RB: No, we just do what we do. I give absolutely zero thought to whether what I'm doing is going to piss off fans. And I think our fans respect us because of that. We play exactly what we want to play. And I think if you start writing music to appease someone else, then real fans are going to be able to tell. They're totally gonna be able to tell. So I mean, like I said, there is a song with clean singing on this record, but it happened really organically. Willie was just play some blues riff, and he sent them to me, and I was listening to them along with some other songs, and I was like, "Holy cow, I could actually sing on this." For the first time in our career, there's pretty much a whole song I sing clean, and it wasn't this calculated thing where I'm like, "I'm gonna write a clean song and Randy's gonna sing or whatever." It just sorta happened, and it's what Willie wanted to do while he was writing it. I don't think he had any forethought of changing or whatever. But we're consistent, ya know...we're just a metal band, dude. Much to my chagrin, we're a metal band. I wanted to be in a punk rock band back in the day. I thought I was gonna be the Johnny Rotten of the South. Somehow, I ended up in a freaking metal band. It's what we do. Mark does some stuff on his own. Willie does stuff on his own. I did music for the ballet, and I'm sure I'll do another band eventually that's not heavy metal, but Lamb of God is just metal. It's just what we do.

DC: You're a busy, busy guy. You're doing photography, writing, you've done some acting, you've done some radio stuff. You have a lot of passions outside of the band.Chris Adler is playing with Megadeth, and he has done other projects on the side, and Mark does some other stuff.

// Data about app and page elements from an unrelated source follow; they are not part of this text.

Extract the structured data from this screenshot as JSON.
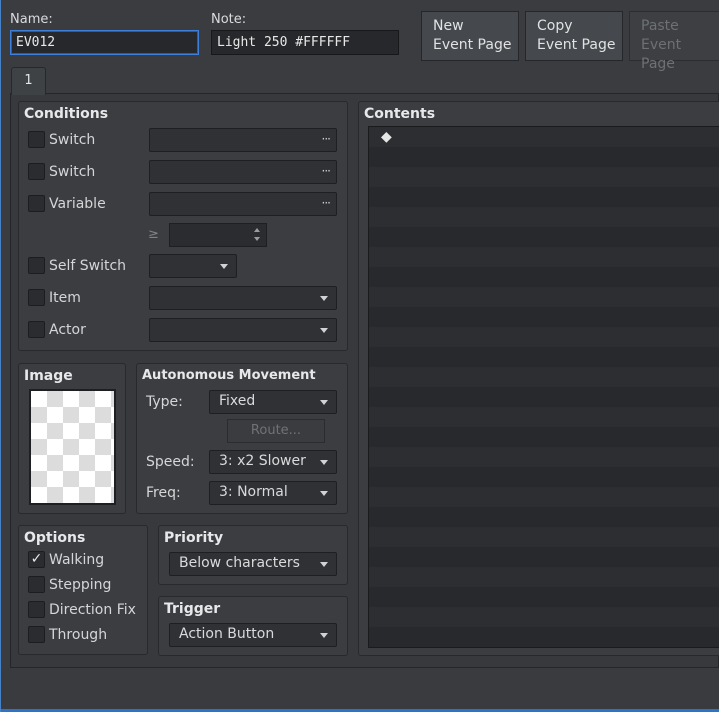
{
  "header": {
    "name_label": "Name:",
    "name_value": "EV012",
    "note_label": "Note:",
    "note_value": "Light 250 #FFFFFF",
    "new_page_line1": "New",
    "new_page_line2": "Event Page",
    "copy_page_line1": "Copy",
    "copy_page_line2": "Event Page",
    "paste_page_line1": "Paste",
    "paste_page_line2": "Event Page"
  },
  "tabs": [
    "1"
  ],
  "conditions": {
    "title": "Conditions",
    "switch1_label": "Switch",
    "switch2_label": "Switch",
    "variable_label": "Variable",
    "gte_symbol": "≥",
    "self_switch_label": "Self Switch",
    "item_label": "Item",
    "actor_label": "Actor",
    "ellipsis": "···"
  },
  "image": {
    "title": "Image"
  },
  "movement": {
    "title": "Autonomous Movement",
    "type_label": "Type:",
    "type_value": "Fixed",
    "route_button": "Route...",
    "speed_label": "Speed:",
    "speed_value": "3: x2 Slower",
    "freq_label": "Freq:",
    "freq_value": "3: Normal"
  },
  "options": {
    "title": "Options",
    "walking": "Walking",
    "walking_checked": true,
    "stepping": "Stepping",
    "direction_fix": "Direction Fix",
    "through": "Through",
    "check_mark": "✓"
  },
  "priority": {
    "title": "Priority",
    "value": "Below characters"
  },
  "trigger": {
    "title": "Trigger",
    "value": "Action Button"
  },
  "contents": {
    "title": "Contents",
    "marker": "◆"
  },
  "colors": {
    "background": "#3a3c3f",
    "field": "#26282b",
    "focus_border": "#3d7fd9",
    "list_row_a": "#2c2e31",
    "list_row_b": "#27292c"
  }
}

Is this a point of contention within the band or do you understand that guys have other things?

RB: No. No, not at all, man. I mean people are like, "Are you guys worried about Chris being in Megadeth?" I'm like, "Hell No!" You know? (laughs) I don't care. If you aren't allowed to explore whatever avenues and creativity you want, just because your in some band and people don't want you to do that, then your creativity within your main project suffers. Because you're going to have the urges to do these other things. And there's guys who only do one thing, and that's their thing. I mean that's cool, ya know. You look at someone like Gene Simmons, and of course he has all these businesses and stuff, but he does Kiss. That's it. That's his whole deal. For me, that's not enough. That doesn't fulfill all my creative needs, and so if someone else in the band wants to go do something, I'm always supportive, man. Because I think it makes it better for Lamb of God in the long run. When I come back from doing all this other stuff that I want to do, I'm ready to do Lamb of God again. If I'm sitting there wishing I was doing something else but being forced to do Lamb of God, then that only leads to resentment, ya know?

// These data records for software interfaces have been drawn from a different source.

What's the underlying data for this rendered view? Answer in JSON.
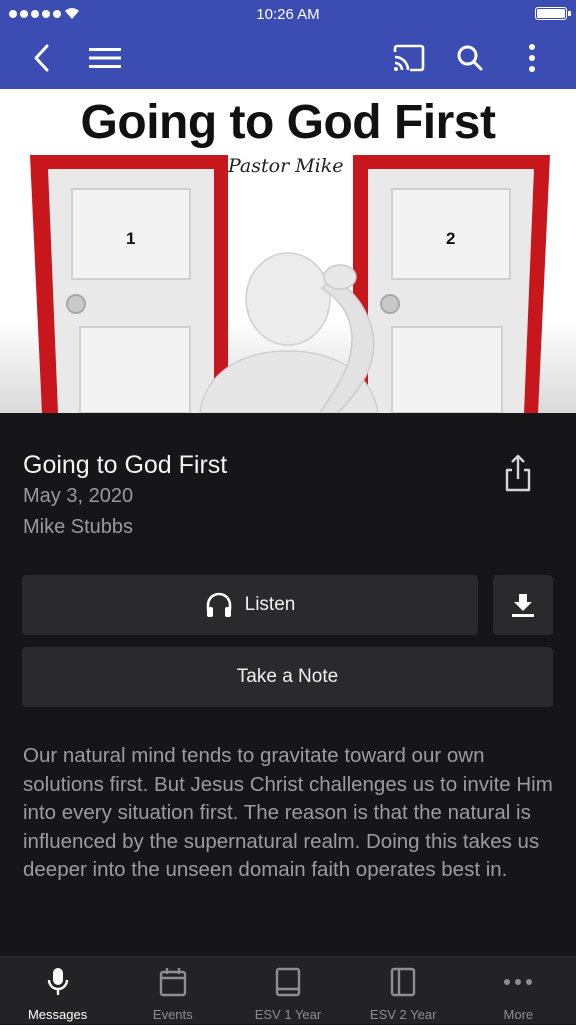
{
  "status": {
    "time": "10:26 AM"
  },
  "navbar": {
    "back_icon": "chevron-left-icon",
    "menu_icon": "hamburger-menu-icon",
    "cast_icon": "cast-icon",
    "search_icon": "search-icon",
    "more_icon": "vertical-dots-icon",
    "color": "#3b4db3"
  },
  "hero": {
    "title": "Going to God First",
    "subtitle": "Pastor Mike",
    "door_left_number": "1",
    "door_right_number": "2"
  },
  "message": {
    "title": "Going to God First",
    "date": "May 3, 2020",
    "speaker": "Mike Stubbs",
    "share_icon": "share-icon"
  },
  "actions": {
    "listen_label": "Listen",
    "listen_icon": "headphones-icon",
    "download_icon": "download-icon",
    "note_label": "Take a Note"
  },
  "description": "Our natural mind tends to gravitate toward our own solutions first. But Jesus Christ challenges us to invite Him into every situation first. The reason is that the natural is influenced by the supernatural realm. Doing this takes us deeper into the unseen domain faith operates best in.",
  "tabs": [
    {
      "label": "Messages",
      "icon": "microphone-icon",
      "active": true
    },
    {
      "label": "Events",
      "icon": "calendar-icon",
      "active": false
    },
    {
      "label": "ESV 1 Year",
      "icon": "book-icon",
      "active": false
    },
    {
      "label": "ESV 2 Year",
      "icon": "book-open-icon",
      "active": false
    },
    {
      "label": "More",
      "icon": "more-dots-icon",
      "active": false
    }
  ]
}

DC: Yeah. That makes a lot of sense. I can't help but notice that when I was touring with you guys, you were still drinking. I don't know how long after that [Fall 2009] you got sober, but to me, the drinking Randy and the today [sober] Randy is like a different guy.

RB: Yeah.

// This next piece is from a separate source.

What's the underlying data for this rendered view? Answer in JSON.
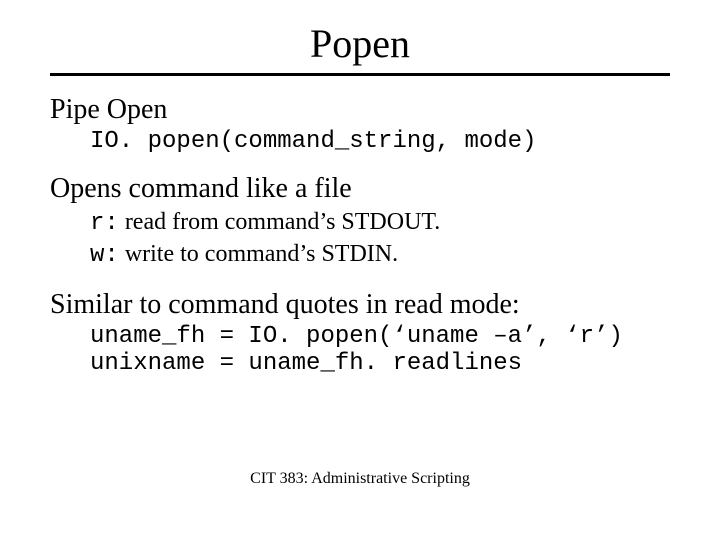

DC: On a personal level, I follow what you do on your Instagram, and you've almost become this wunderkind of creative output. You're probably one of the most thoughtful people I've come across. You have this "embrace the day" or "seize the day" type of attitude. I've noticed that much of this creative outburst happened post-drinking. Is that accurate?

RB: Yes. That's entirely accurate. I think my brain is a pain in my butt, because right now I have so many different ideas that I want to execute that I just can't do all at the same time. It's freaking crazy.

DC: I know. I feel the same way.

RB: Yeah. You know what I mean. The idea machine. I drank for 22 years dude. When I put it down, after a little while, the haze had cleared. I started cleaning up some of mess from my past, and apologizing and cleaning up my personal life and taking responsibility for myself. Once I got rid of all the mess and stuff, the creative engine in my head just started working in overdrive, and it's like that now. Totally. I have ideas in the middle of the night. Crazy. I can't sleep sometimes.